In Mary McKSchmidt’s latest book, “Uncharted Waters: Romance, Adventure, and Advocacy on the Great Lakes,” she’s sailing with her husband on Lake Michigan, taking a view of its eastern edge, when she’s overcome by a nearly spiritual wonder. She’s scanning the shoreline for the spot she stood as a girl — recalling a vibrant springtime that left her in love with the water she sailed.
Selina Parks remembers her first steps into a Grand Rapids homeless shelter in vivid detail.
The first thing you notice about Dylan Miner’s new exhibition is the smell. The gallery at the Grand Rapids Art Museum has a sharp, almost sawdust-like aroma — the first taste of a gallery that explores the relationship between the rocks, trees and water of Michigan and its native peoples.

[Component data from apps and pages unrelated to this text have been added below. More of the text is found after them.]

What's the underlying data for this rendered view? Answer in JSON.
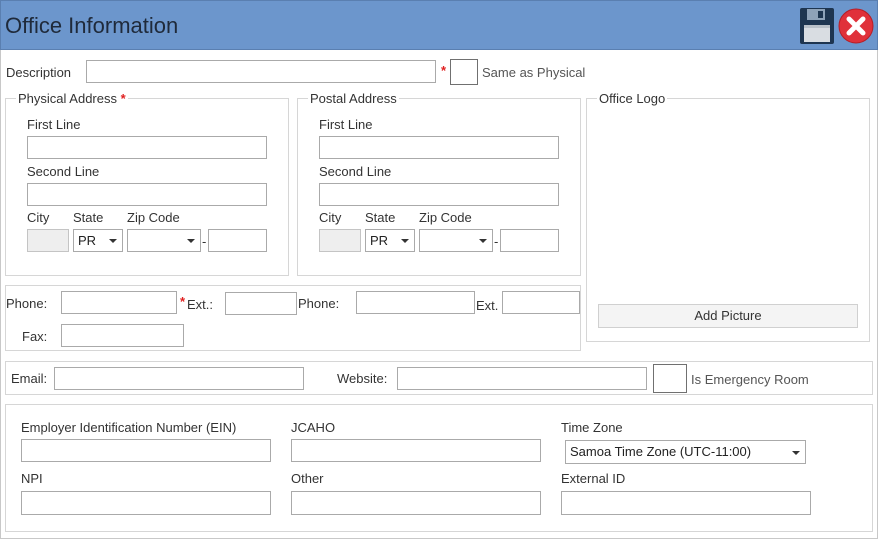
{
  "window": {
    "title": "Office Information"
  },
  "description": {
    "label": "Description",
    "value": "",
    "required_mark": "*",
    "same_as_physical_label": "Same as Physical"
  },
  "physical_address": {
    "legend": "Physical Address",
    "required_mark": "*",
    "first_line_label": "First Line",
    "first_line_value": "",
    "second_line_label": "Second Line",
    "second_line_value": "",
    "city_label": "City",
    "city_value": "",
    "state_label": "State",
    "state_value": "PR",
    "zip_label": "Zip Code",
    "zip_value": "",
    "zip_sep": "-",
    "zip_ext_value": ""
  },
  "postal_address": {
    "legend": "Postal Address",
    "first_line_label": "First Line",
    "first_line_value": "",
    "second_line_label": "Second Line",
    "second_line_value": "",
    "city_label": "City",
    "city_value": "",
    "state_label": "State",
    "state_value": "PR",
    "zip_label": "Zip Code",
    "zip_value": "",
    "zip_sep": "-",
    "zip_ext_value": ""
  },
  "office_logo": {
    "legend": "Office Logo",
    "add_picture_label": "Add Picture"
  },
  "phones": {
    "phone1_label": "Phone:",
    "phone1_value": "",
    "required_mark": "*",
    "ext1_label": "Ext.:",
    "ext1_value": "",
    "phone2_label": "Phone:",
    "phone2_value": "",
    "ext2_label": "Ext.",
    "ext2_value": "",
    "fax_label": "Fax:",
    "fax_value": ""
  },
  "contact": {
    "email_label": "Email:",
    "email_value": "",
    "website_label": "Website:",
    "website_value": "",
    "emergency_label": "Is Emergency Room"
  },
  "identifiers": {
    "ein_label": "Employer Identification Number (EIN)",
    "ein_value": "",
    "jcaho_label": "JCAHO",
    "jcaho_value": "",
    "timezone_label": "Time Zone",
    "timezone_value": "Samoa Time Zone (UTC-11:00)",
    "npi_label": "NPI",
    "npi_value": "",
    "other_label": "Other",
    "other_value": "",
    "external_id_label": "External ID",
    "external_id_value": ""
  },
  "colors": {
    "titlebar": "#6c96cc",
    "required": "#e02020",
    "close": "#e0313a"
  }
}
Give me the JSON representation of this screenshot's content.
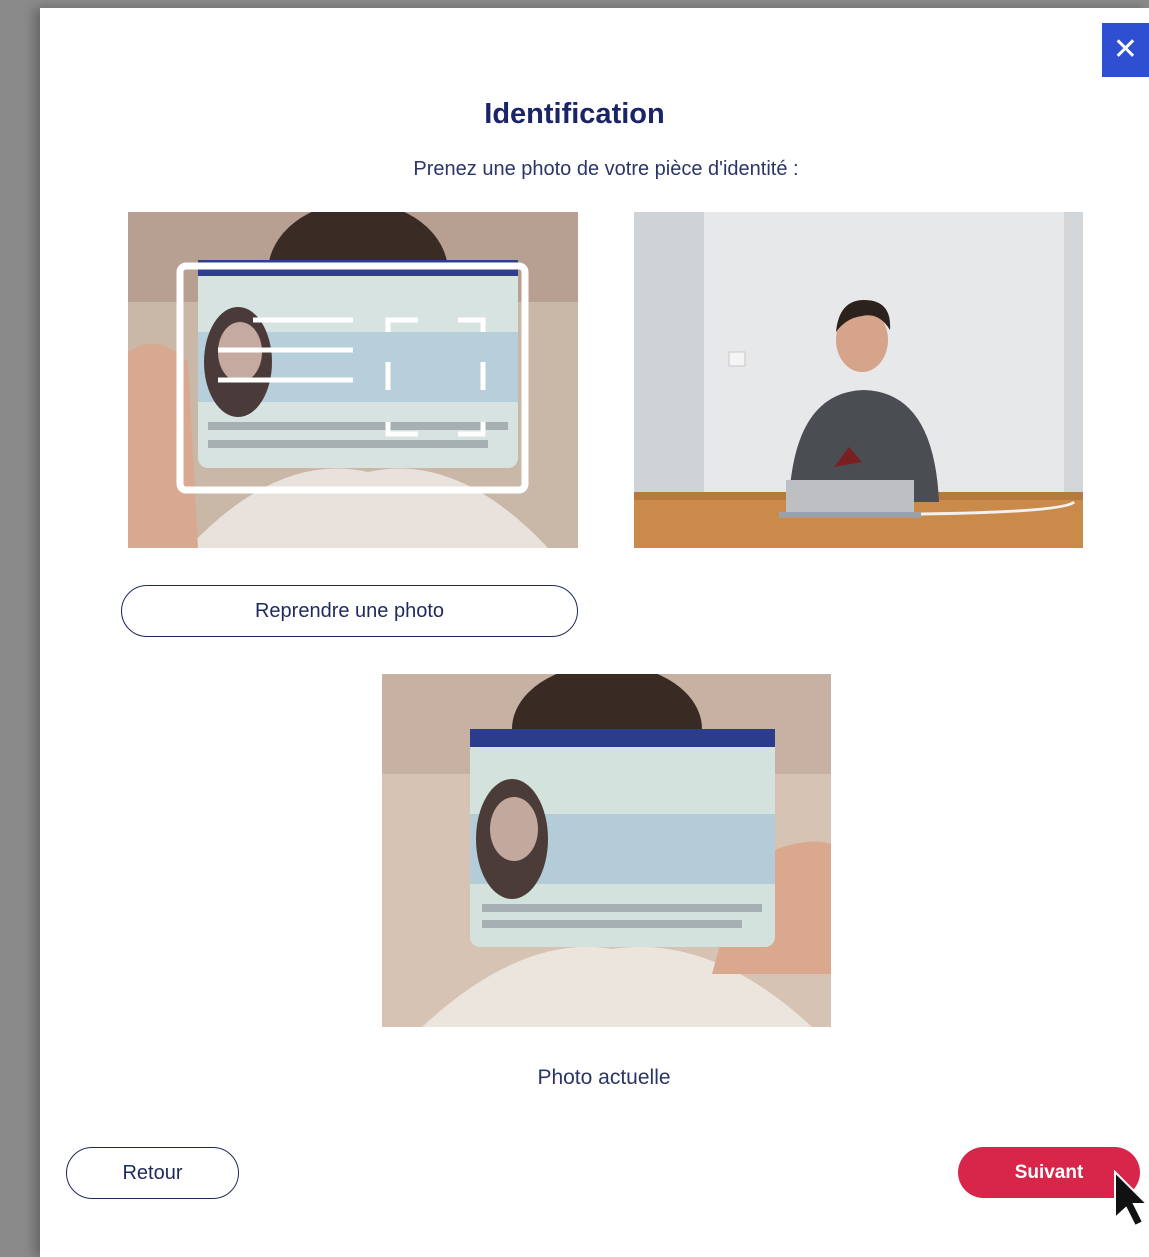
{
  "dialog": {
    "title": "Identification",
    "subtitle": "Prenez une photo de votre pièce d'identité :",
    "close_icon": "✕"
  },
  "buttons": {
    "retake": "Reprendre une photo",
    "back": "Retour",
    "next": "Suivant"
  },
  "current_photo_caption": "Photo actuelle",
  "colors": {
    "title": "#1a2466",
    "accent_blue": "#2f4fd3",
    "next_button": "#d8264a"
  }
}
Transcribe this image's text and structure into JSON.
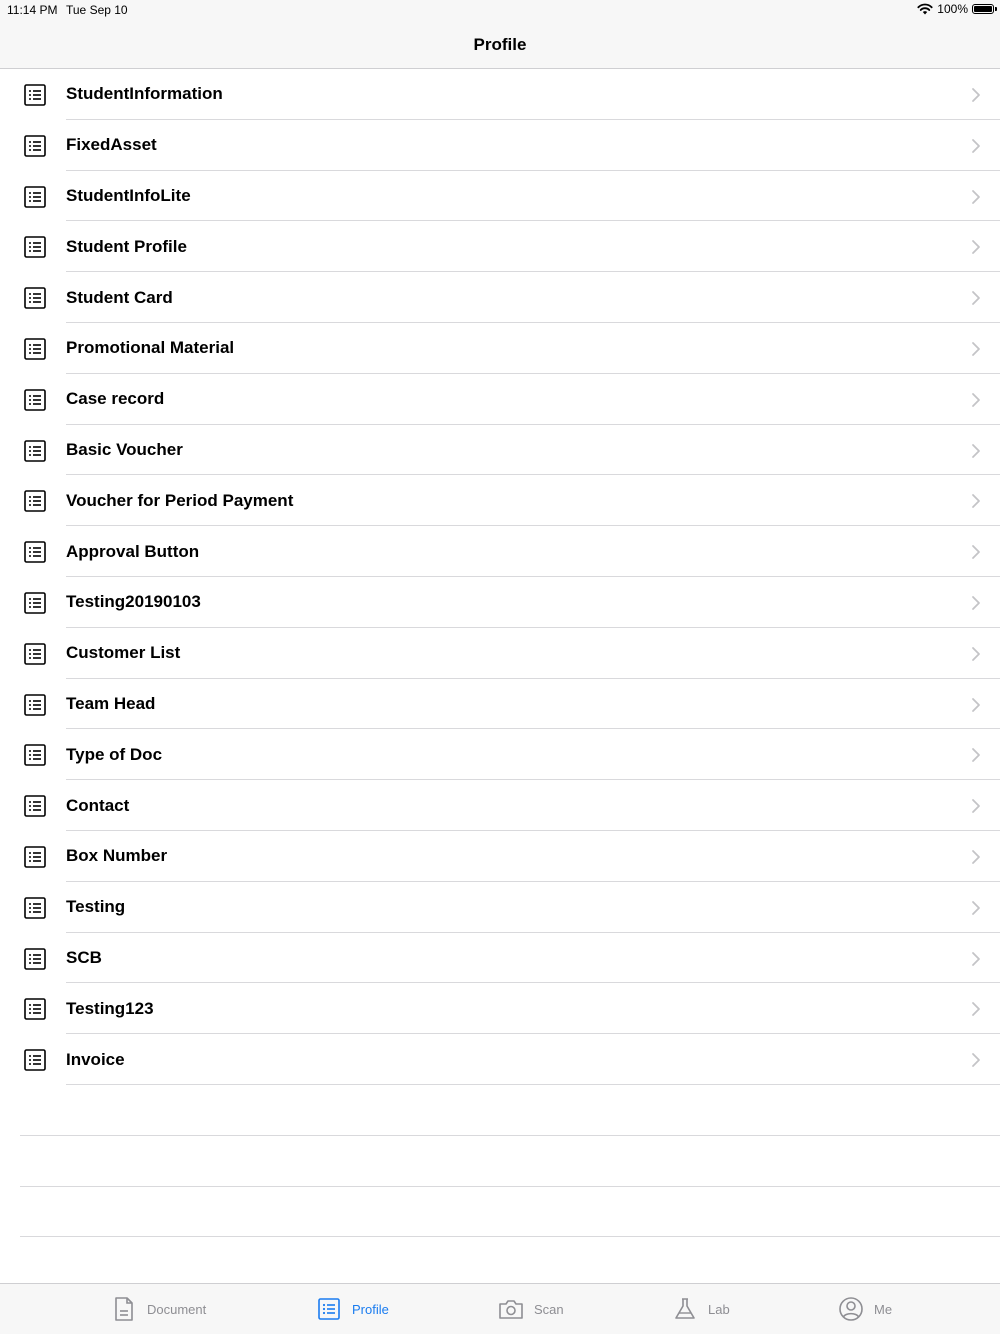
{
  "status_bar": {
    "time": "11:14 PM",
    "date": "Tue Sep 10",
    "battery": "100%"
  },
  "nav": {
    "title": "Profile"
  },
  "items": [
    {
      "label": "StudentInformation"
    },
    {
      "label": "FixedAsset"
    },
    {
      "label": "StudentInfoLite"
    },
    {
      "label": "Student Profile"
    },
    {
      "label": "Student Card"
    },
    {
      "label": "Promotional Material"
    },
    {
      "label": "Case record"
    },
    {
      "label": "Basic Voucher"
    },
    {
      "label": "Voucher for Period Payment"
    },
    {
      "label": "Approval Button"
    },
    {
      "label": "Testing20190103"
    },
    {
      "label": "Customer List"
    },
    {
      "label": "Team Head"
    },
    {
      "label": "Type of Doc"
    },
    {
      "label": "Contact"
    },
    {
      "label": "Box Number"
    },
    {
      "label": "Testing"
    },
    {
      "label": "SCB"
    },
    {
      "label": "Testing123"
    },
    {
      "label": "Invoice"
    }
  ],
  "tabs": [
    {
      "label": "Document",
      "icon": "document-icon",
      "active": false
    },
    {
      "label": "Profile",
      "icon": "list-icon",
      "active": true
    },
    {
      "label": "Scan",
      "icon": "camera-icon",
      "active": false
    },
    {
      "label": "Lab",
      "icon": "flask-icon",
      "active": false
    },
    {
      "label": "Me",
      "icon": "person-icon",
      "active": false
    }
  ],
  "colors": {
    "accent": "#1a7cf0",
    "inactive": "#8e8e93",
    "bar_bg": "#f7f7f7"
  }
}
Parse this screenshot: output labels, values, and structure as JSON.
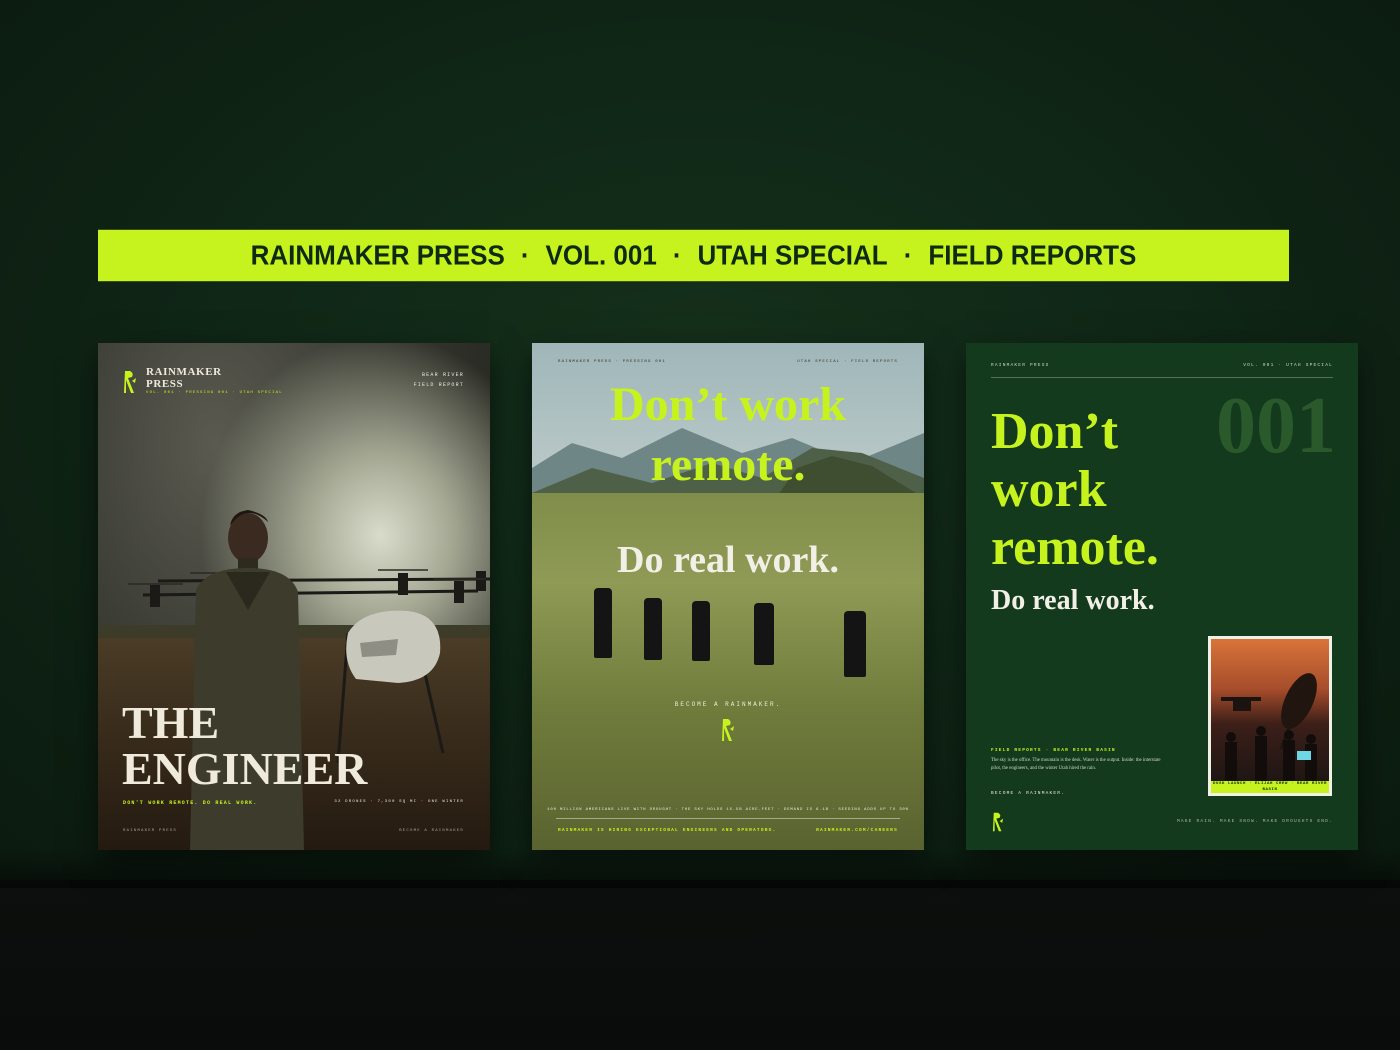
{
  "banner": {
    "items": [
      "RAINMAKER PRESS",
      "VOL. 001",
      "UTAH SPECIAL",
      "FIELD REPORTS"
    ],
    "separator": "·"
  },
  "poster1": {
    "brand_line1": "RAINMAKER",
    "brand_line2": "PRESS",
    "sub_brand": "VOL. 001 · PRESSING 001 · UTAH SPECIAL",
    "location_line1": "BEAR RIVER",
    "location_line2": "FIELD REPORT",
    "title_line1": "THE",
    "title_line2": "ENGINEER",
    "tagline": "DON'T WORK REMOTE. DO REAL WORK.",
    "stats": "32 DRONES · 7,300 SQ MI · ONE WINTER",
    "footer_left": "RAINMAKER PRESS",
    "footer_right": "BECOME A RAINMAKER"
  },
  "poster2": {
    "top_left": "RAINMAKER PRESS · PRESSING 001",
    "top_right": "UTAH SPECIAL · FIELD REPORTS",
    "headline_line1": "Don’t work",
    "headline_line2": "remote.",
    "subhead": "Do real work.",
    "cta": "BECOME A RAINMAKER.",
    "ticker": "100 MILLION AMERICANS LIVE WITH DROUGHT · THE SKY HOLDS 15.5B ACRE-FEET · DEMAND IS 6.1B · SEEDING ADDS UP TO 30%",
    "footer_left": "RAINMAKER IS HIRING EXCEPTIONAL ENGINEERS AND OPERATORS.",
    "footer_right": "RAINMAKER.COM/CAREERS"
  },
  "poster3": {
    "top_left": "RAINMAKER PRESS",
    "top_right": "VOL. 001 · UTAH SPECIAL",
    "big_number": "001",
    "headline_line1": "Don’t",
    "headline_line2": "work",
    "headline_line3": "remote.",
    "subhead": "Do real work.",
    "section_label": "FIELD REPORTS · BEAR RIVER BASIN",
    "body": "The sky is the office. The mountain is the desk. Water is the output. Inside: the interstate pilot, the engineers, and the winter Utah hired the rain.",
    "cta": "BECOME A RAINMAKER.",
    "photo_caption": "DUSK LAUNCH · ELIJAH CREW · BEAR RIVER BASIN",
    "footer_right": "MAKE RAIN. MAKE SNOW. MAKE DROUGHTS END."
  },
  "colors": {
    "accent": "#c6f31d",
    "background": "#102717",
    "poster_green": "#133a1d",
    "cream": "#efeadb"
  },
  "icons": [
    "rainmaker-logo-icon"
  ]
}
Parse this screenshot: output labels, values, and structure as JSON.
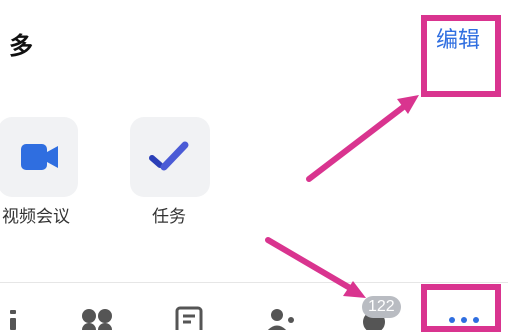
{
  "header": {
    "title": "多",
    "edit_label": "编辑"
  },
  "apps": [
    {
      "label": "视频会议",
      "icon": "video-camera-icon"
    },
    {
      "label": "任务",
      "icon": "task-check-icon"
    }
  ],
  "tabbar": {
    "icons": [
      "info-icon",
      "apps-grid-icon",
      "document-icon",
      "contacts-icon",
      "messages-icon",
      "more-icon"
    ],
    "badge": "122"
  },
  "colors": {
    "accent": "#2f6ee0",
    "annotation": "#d9348f",
    "tile_bg": "#f1f2f4"
  }
}
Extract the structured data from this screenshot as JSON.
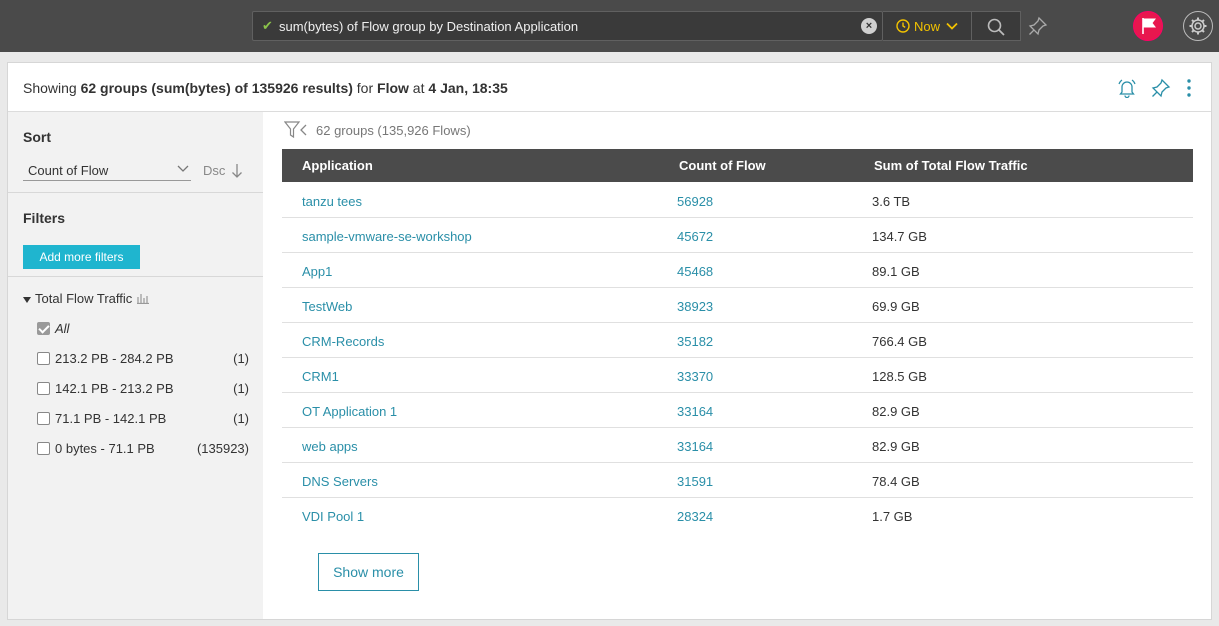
{
  "topbar": {
    "query": "sum(bytes) of Flow group by Destination Application",
    "time_label": "Now"
  },
  "header": {
    "showing_prefix": "Showing ",
    "groups_text": "62 groups (sum(bytes) of 135926 results)",
    "for_text": " for ",
    "entity": "Flow",
    "at_text": " at ",
    "timestamp": "4 Jan, 18:35"
  },
  "sidebar": {
    "sort_title": "Sort",
    "sort_value": "Count of Flow",
    "sort_order": "Dsc",
    "filters_title": "Filters",
    "add_filters_label": "Add more filters",
    "facet_title": "Total Flow Traffic",
    "facet_rows": [
      {
        "label": "All",
        "count": "",
        "checked": true
      },
      {
        "label": "213.2 PB - 284.2 PB",
        "count": "(1)",
        "checked": false
      },
      {
        "label": "142.1 PB - 213.2 PB",
        "count": "(1)",
        "checked": false
      },
      {
        "label": "71.1 PB - 142.1 PB",
        "count": "(1)",
        "checked": false
      },
      {
        "label": "0 bytes - 71.1 PB",
        "count": "(135923)",
        "checked": false
      }
    ]
  },
  "results": {
    "groups_summary": "62 groups (135,926 Flows)",
    "columns": [
      "Application",
      "Count of Flow",
      "Sum of Total Flow Traffic"
    ],
    "rows": [
      {
        "app": "tanzu tees",
        "count": "56928",
        "sum": "3.6 TB"
      },
      {
        "app": "sample-vmware-se-workshop",
        "count": "45672",
        "sum": "134.7 GB"
      },
      {
        "app": "App1",
        "count": "45468",
        "sum": "89.1 GB"
      },
      {
        "app": "TestWeb",
        "count": "38923",
        "sum": "69.9 GB"
      },
      {
        "app": "CRM-Records",
        "count": "35182",
        "sum": "766.4 GB"
      },
      {
        "app": "CRM1",
        "count": "33370",
        "sum": "128.5 GB"
      },
      {
        "app": "OT Application 1",
        "count": "33164",
        "sum": "82.9 GB"
      },
      {
        "app": "web apps",
        "count": "33164",
        "sum": "82.9 GB"
      },
      {
        "app": "DNS Servers",
        "count": "31591",
        "sum": "78.4 GB"
      },
      {
        "app": "VDI Pool 1",
        "count": "28324",
        "sum": "1.7 GB"
      }
    ],
    "show_more_label": "Show more"
  },
  "colors": {
    "accent": "#1fb5cf",
    "link": "#2a8fa8",
    "alert": "#e8174e",
    "time": "#f2c200"
  }
}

On the second floor of the Grand Rapids Art Museum (GRAM), there is a photo of the 1966 NBA finals. The Boston Celtics’ Bill Russell is guarding the Los Angeles Lakers’ Elgin Baylor. The two are suspended in midair; floating toward the rim, the stadium lights illuminating their teammates and the countless, pinpoint faces of the crowd.
It’s not hard to find Tami VandenBerg’s house. Set in a cozy part of Eastown, her front yard is the only one on her street littered with yard signs. “Black Lives Matter,” and “Science is Real,” reads one; another backs a Democrat for state attorney general.
The sidewalk crates at Bridge Street Market—each wooden, weathered and about the size of a golf cart—were empty last week, but labeled with playful drawings in advance of the store’s grand opening, which was held on Wednesday.
Mark Washington, Grand Rapids’ next city manager, is a busy man.